20th Century In Literature - Cold War Period 1960-1989
... Bomb Culture by Jeff Nuttall (England) Slouching Towards Bethlehem by Joan Didion (USA) The Teachings of Don Juan by Carlos Castaneda (USA) 1969 Portnoy's Complaint by Philip Roth ... Choice by William Styron (USA) Non-fiction and Quasi-fiction The White Album by Joan Didion The Right Stuff by Tom Wolfe (USA) 1980 The Name of the Rose by Umberto Eco ...

Famous quotes containing the words joan didion, didion and/or joan:

    It is impossible to think of Howard Hughes without seeing the apparently bottomless gulf between what we say we want and what we do want, between what we officially admire and secretly desire, between, in the largest sense, the people we marry and the people we love.
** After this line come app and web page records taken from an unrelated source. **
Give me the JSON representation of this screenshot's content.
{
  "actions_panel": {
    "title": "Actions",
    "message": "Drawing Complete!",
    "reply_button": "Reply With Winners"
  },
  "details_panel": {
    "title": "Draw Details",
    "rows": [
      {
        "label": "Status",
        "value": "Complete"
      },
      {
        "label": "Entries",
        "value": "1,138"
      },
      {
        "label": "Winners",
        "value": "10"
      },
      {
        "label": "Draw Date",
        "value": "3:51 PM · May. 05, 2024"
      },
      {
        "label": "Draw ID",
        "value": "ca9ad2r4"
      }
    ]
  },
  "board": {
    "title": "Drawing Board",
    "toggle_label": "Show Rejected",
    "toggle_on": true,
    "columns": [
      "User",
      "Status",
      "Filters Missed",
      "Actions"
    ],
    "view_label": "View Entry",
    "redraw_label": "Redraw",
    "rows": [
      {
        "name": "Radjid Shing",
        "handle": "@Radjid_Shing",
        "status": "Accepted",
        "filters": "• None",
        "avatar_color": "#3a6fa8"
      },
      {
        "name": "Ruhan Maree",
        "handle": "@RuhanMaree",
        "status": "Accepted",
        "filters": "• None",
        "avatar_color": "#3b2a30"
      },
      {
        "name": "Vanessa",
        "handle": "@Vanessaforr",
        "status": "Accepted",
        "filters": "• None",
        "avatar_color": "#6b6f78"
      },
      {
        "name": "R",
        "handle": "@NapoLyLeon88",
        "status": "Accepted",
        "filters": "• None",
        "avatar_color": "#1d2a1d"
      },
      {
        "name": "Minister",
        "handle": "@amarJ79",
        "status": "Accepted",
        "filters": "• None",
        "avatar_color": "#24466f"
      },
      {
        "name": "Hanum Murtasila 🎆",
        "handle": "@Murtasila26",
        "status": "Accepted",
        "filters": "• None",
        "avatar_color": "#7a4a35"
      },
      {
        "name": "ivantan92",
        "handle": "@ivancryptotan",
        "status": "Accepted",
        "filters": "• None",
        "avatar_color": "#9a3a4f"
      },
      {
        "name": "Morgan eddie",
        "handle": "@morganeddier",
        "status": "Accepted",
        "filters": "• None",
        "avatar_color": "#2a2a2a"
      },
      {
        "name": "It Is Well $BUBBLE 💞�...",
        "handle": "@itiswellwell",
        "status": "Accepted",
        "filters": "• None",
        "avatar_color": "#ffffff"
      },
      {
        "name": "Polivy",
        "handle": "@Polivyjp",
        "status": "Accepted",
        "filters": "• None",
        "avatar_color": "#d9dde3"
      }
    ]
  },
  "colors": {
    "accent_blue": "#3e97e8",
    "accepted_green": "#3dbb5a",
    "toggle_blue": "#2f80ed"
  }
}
In a nation which increasingly appears to prize social virtues, Howard Hughes remains not merely antisocial but grandly, brilliantly, surpassingly, asocial. He is the last private man, the dream we no longer admit.
    Joan Didion (b. 1934)
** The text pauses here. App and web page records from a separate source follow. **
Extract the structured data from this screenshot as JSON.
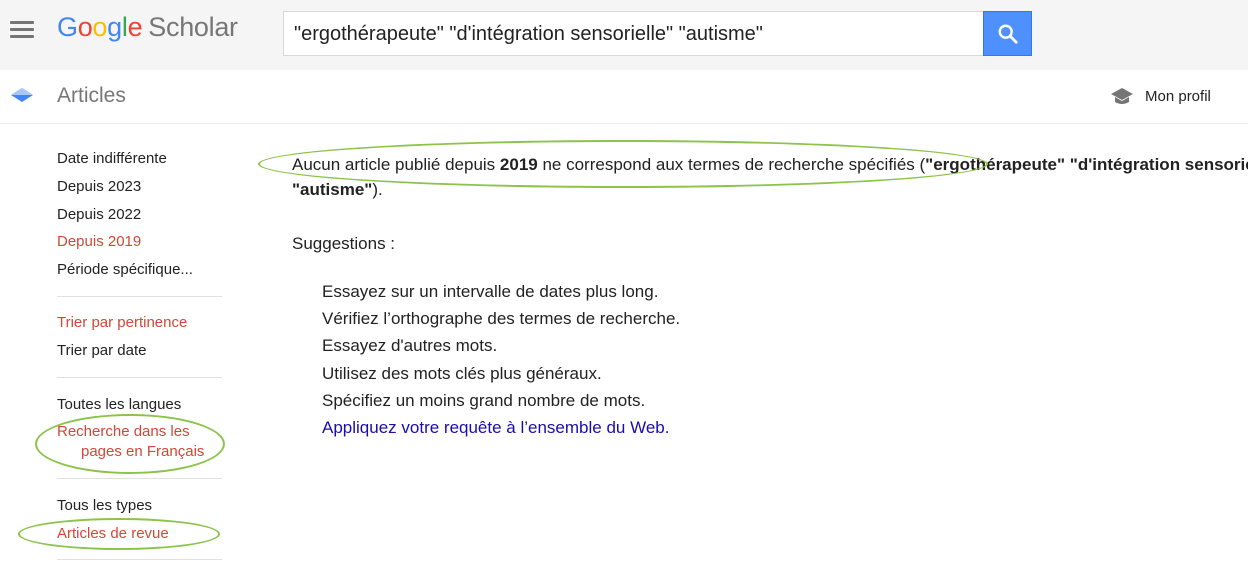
{
  "header": {
    "menu_icon": "hamburger-menu-icon",
    "logo": {
      "google_letters": [
        "G",
        "o",
        "o",
        "g",
        "l",
        "e"
      ],
      "product": "Scholar"
    },
    "search": {
      "value": "\"ergothérapeute\" \"d'intégration sensorielle\" \"autisme\"",
      "button_icon": "search-icon"
    }
  },
  "subheader": {
    "section_icon": "articles-icon",
    "title": "Articles",
    "profile_icon": "graduation-cap-icon",
    "profile_label": "Mon profil"
  },
  "sidebar": {
    "date_filters": [
      {
        "label": "Date indifférente",
        "active": false
      },
      {
        "label": "Depuis 2023",
        "active": false
      },
      {
        "label": "Depuis 2022",
        "active": false
      },
      {
        "label": "Depuis 2019",
        "active": true
      },
      {
        "label": "Période spécifique...",
        "active": false
      }
    ],
    "sort_options": [
      {
        "label": "Trier par pertinence",
        "active": true
      },
      {
        "label": "Trier par date",
        "active": false
      }
    ],
    "language_options": [
      {
        "label": "Toutes les langues",
        "active": false
      },
      {
        "label_line1": "Recherche dans les",
        "label_line2": "pages en Français",
        "active": true
      }
    ],
    "type_options": [
      {
        "label": "Tous les types",
        "active": false
      },
      {
        "label": "Articles de revue",
        "active": true
      }
    ]
  },
  "main": {
    "message": {
      "prefix": "Aucun article publié depuis ",
      "year": "2019",
      "middle": " ne correspond aux termes de recherche spécifiés (",
      "terms_line1": "\"ergothérapeute\" \"d'intégration sensorielle\"",
      "terms_line2": "\"autisme\"",
      "suffix": ")."
    },
    "suggestions_title": "Suggestions :",
    "suggestions": [
      "Essayez sur un intervalle de dates plus long.",
      "Vérifiez l’orthographe des termes de recherche.",
      "Essayez d'autres mots.",
      "Utilisez des mots clés plus généraux.",
      "Spécifiez un moins grand nombre de mots."
    ],
    "web_link": "Appliquez votre requête à l’ensemble du Web."
  },
  "annotations": {
    "highlight_color": "#8cc34a"
  }
}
    The secret point of money and power in America is neither the things that money can buy nor power for power’s sake ... but absolute personal freedom, mobility, privacy. It is the instinct which drove America to the Pacific, all through the nineteenth century, the desire to be able to find a restaurant open in case you want a sandwich, to be a free agent, live by one’s own rules.
    —Joan Didion (b. 1934)

    General de Gaulle was a thoroughly bad boy. The day he arrived, he thought he was Joan of Arc and the following day he insisted that he was Georges Clemenceau.
    Franklin D. Roosevelt (1882–1945)